Congress extends timeline to finalize annual funding bills to mid-December
The effort to finalize funding levels for fiscal year 2010 has taken a backseat to the mounting fervor to pass a comprehensive health care package before the year's end.
Congress recently gave itself at least another month to complete work on remaining FY2010 spending bills. On Oct. 29, it adopted a second continuing resolution, a stopgap measure to keep many government agencies and programs running at FY2009 levels through Dec. 18. The first resolution was adopted just before the 2009 fiscal year officially expired on Sept. 30 and extended funding through Oct. 31.
To date, Congress still needs to complete work on seven of the 12 annual appropriations bills, including the measure containing funding for the National Institutes of Health (NIH) and the National Cancer Institute (NCI).
Each chamber has already passed its own version of the FY2010 Labor, Health and Human Services, Education and Related Agencies (Labor-HHS-Education) Appropriations Bill, setting the stage for negotiations to occur between House and Senate members to reach common ground in a single spending bill that can be sent to the president.
One issue for negotiators will be a $500 million discrepancy in funding for the NIH. The Senate bill, which has been approved by the Senate Appropriations Committee and still awaits approval by the full Senate, would increase the NIH budget by $442 million, 1.4 percent over the FY2009 level, bringing the total budget to $30.8 billion. This increase is equal to the president's budget request that was released in May, but $500 million below the level that the House of Representatives has approved.
Both chambers rejected President Obama's proposal to commence an eight-year effort to double funding for cancer research in FY2010. A report accompanying the Senate appropriations bill explained that targeting money at specific diseases would set a "dangerous precedent" by allowing politics to interfere with the professional expertise of the medical research community.
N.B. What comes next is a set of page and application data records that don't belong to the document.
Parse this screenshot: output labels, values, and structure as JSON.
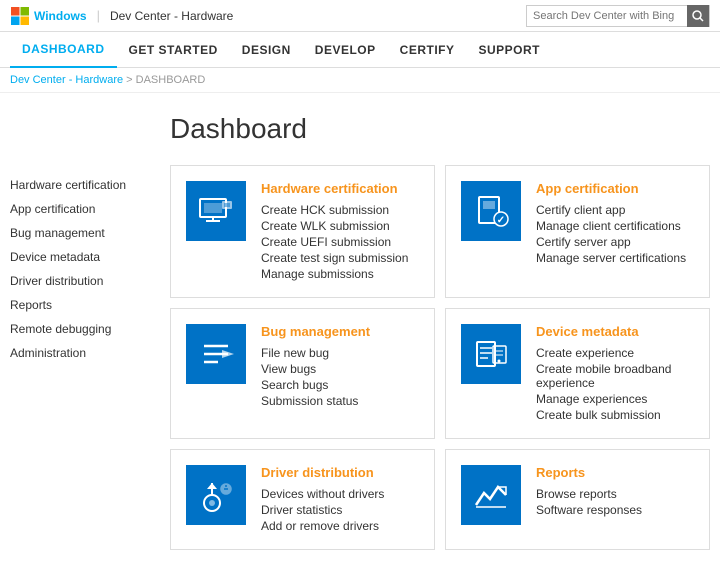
{
  "topbar": {
    "logo_text": "Windows",
    "separator": "|",
    "site_title": "Dev Center - Hardware",
    "search_placeholder": "Search Dev Center with Bing"
  },
  "navbar": {
    "items": [
      {
        "id": "dashboard",
        "label": "DASHBOARD",
        "active": true
      },
      {
        "id": "get-started",
        "label": "GET STARTED",
        "active": false
      },
      {
        "id": "design",
        "label": "DESIGN",
        "active": false
      },
      {
        "id": "develop",
        "label": "DEVELOP",
        "active": false
      },
      {
        "id": "certify",
        "label": "CERTIFY",
        "active": false
      },
      {
        "id": "support",
        "label": "SUPPORT",
        "active": false
      }
    ]
  },
  "breadcrumb": {
    "home": "Dev Center - Hardware",
    "separator": ">",
    "current": "DASHBOARD"
  },
  "page": {
    "title": "Dashboard"
  },
  "sidebar": {
    "links": [
      {
        "id": "hardware-cert",
        "label": "Hardware certification"
      },
      {
        "id": "app-cert",
        "label": "App certification"
      },
      {
        "id": "bug-mgmt",
        "label": "Bug management"
      },
      {
        "id": "device-meta",
        "label": "Device metadata"
      },
      {
        "id": "driver-dist",
        "label": "Driver distribution"
      },
      {
        "id": "reports",
        "label": "Reports"
      },
      {
        "id": "remote-debug",
        "label": "Remote debugging"
      },
      {
        "id": "admin",
        "label": "Administration"
      }
    ]
  },
  "cards": [
    {
      "id": "hardware-cert",
      "title": "Hardware certification",
      "icon": "hardware",
      "links": [
        "Create HCK submission",
        "Create WLK submission",
        "Create UEFI submission",
        "Create test sign submission",
        "Manage submissions"
      ]
    },
    {
      "id": "app-cert",
      "title": "App certification",
      "icon": "app",
      "links": [
        "Certify client app",
        "Manage client certifications",
        "Certify server app",
        "Manage server certifications"
      ]
    },
    {
      "id": "bug-mgmt",
      "title": "Bug management",
      "icon": "bug",
      "links": [
        "File new bug",
        "View bugs",
        "Search bugs",
        "Submission status"
      ]
    },
    {
      "id": "device-meta",
      "title": "Device metadata",
      "icon": "device",
      "links": [
        "Create experience",
        "Create mobile broadband experience",
        "Manage experiences",
        "Create bulk submission"
      ]
    },
    {
      "id": "driver-dist",
      "title": "Driver distribution",
      "icon": "driver",
      "links": [
        "Devices without drivers",
        "Driver statistics",
        "Add or remove drivers"
      ]
    },
    {
      "id": "reports",
      "title": "Reports",
      "icon": "reports",
      "links": [
        "Browse reports",
        "Software responses"
      ]
    }
  ]
}
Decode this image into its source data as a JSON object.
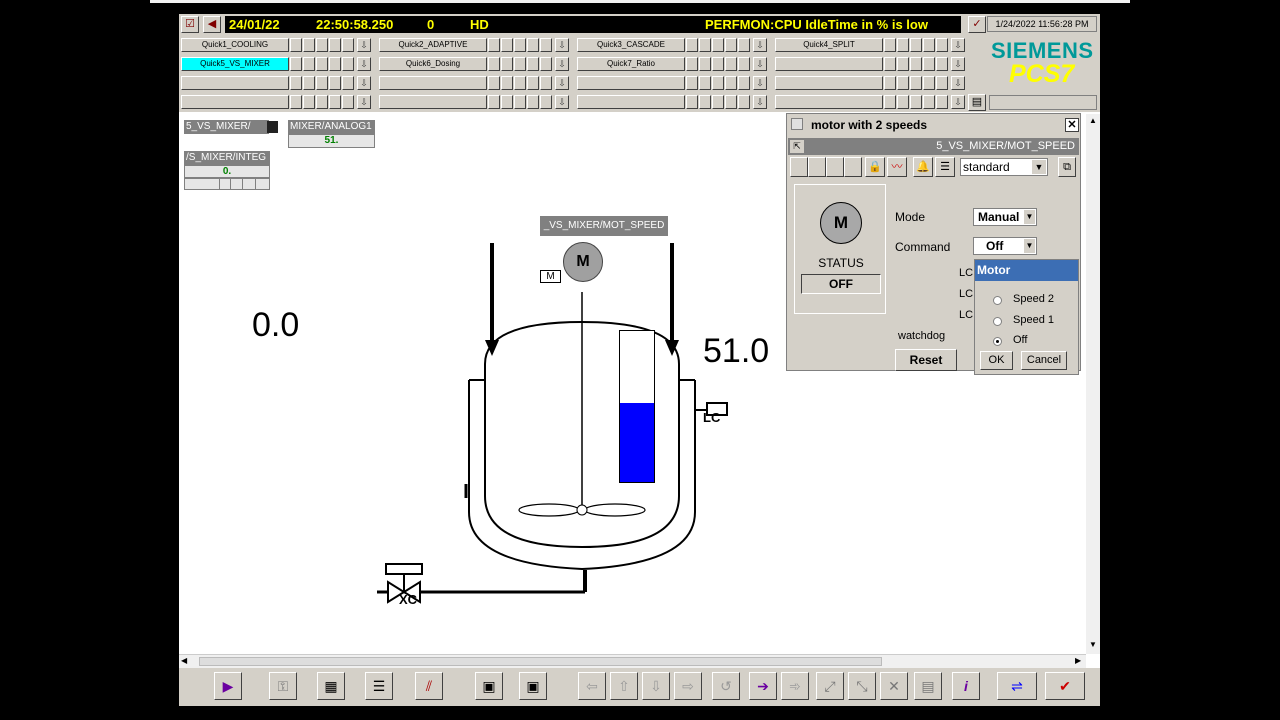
{
  "header": {
    "date": "24/01/22",
    "time": "22:50:58.250",
    "count": "0",
    "hd": "HD",
    "message": "PERFMON:CPU IdleTime in % is low",
    "clock": "1/24/2022 11:56:28 PM"
  },
  "quick": {
    "row1": [
      "Quick1_COOLING",
      "Quick2_ADAPTIVE",
      "Quick3_CASCADE",
      "Quick4_SPLIT"
    ],
    "row2": [
      "Quick5_VS_MIXER",
      "Quick6_Dosing",
      "Quick7_Ratio",
      ""
    ]
  },
  "brand": {
    "name": "SIEMENS",
    "product": "PCS7"
  },
  "faceplates": {
    "fp1_tag": "5_VS_MIXER/",
    "fp2_tag": "MIXER/ANALOG1",
    "fp2_value": "51.",
    "fp3_tag": "/S_MIXER/INTEG",
    "fp3_value": "0."
  },
  "process": {
    "motor_tag": "_VS_MIXER/MOT_SPEED",
    "motor_symbol": "M",
    "motor_small": "M",
    "left_value": "0.0",
    "right_value": "51.0",
    "lc_label": "LC",
    "xc_label": "XC",
    "level_fraction": 0.52
  },
  "dialog": {
    "title": "motor with 2 speeds",
    "tag": "5_VS_MIXER/MOT_SPEED",
    "view_select": "standard",
    "motor_symbol": "M",
    "status_label": "STATUS",
    "status_value": "OFF",
    "mode_label": "Mode",
    "mode_value": "Manual",
    "command_label": "Command",
    "command_value": "Off",
    "lc_partial": [
      "LC",
      "LC",
      "LC"
    ],
    "watchdog_label": "watchdog",
    "reset_label": "Reset"
  },
  "motor_popup": {
    "title": "Motor",
    "options": [
      "Speed 2",
      "Speed 1",
      "Off"
    ],
    "selected": "Off",
    "ok_label": "OK",
    "cancel_label": "Cancel"
  }
}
Read more from the November 2009 Edition of the AACR Cancer Policy Monitor: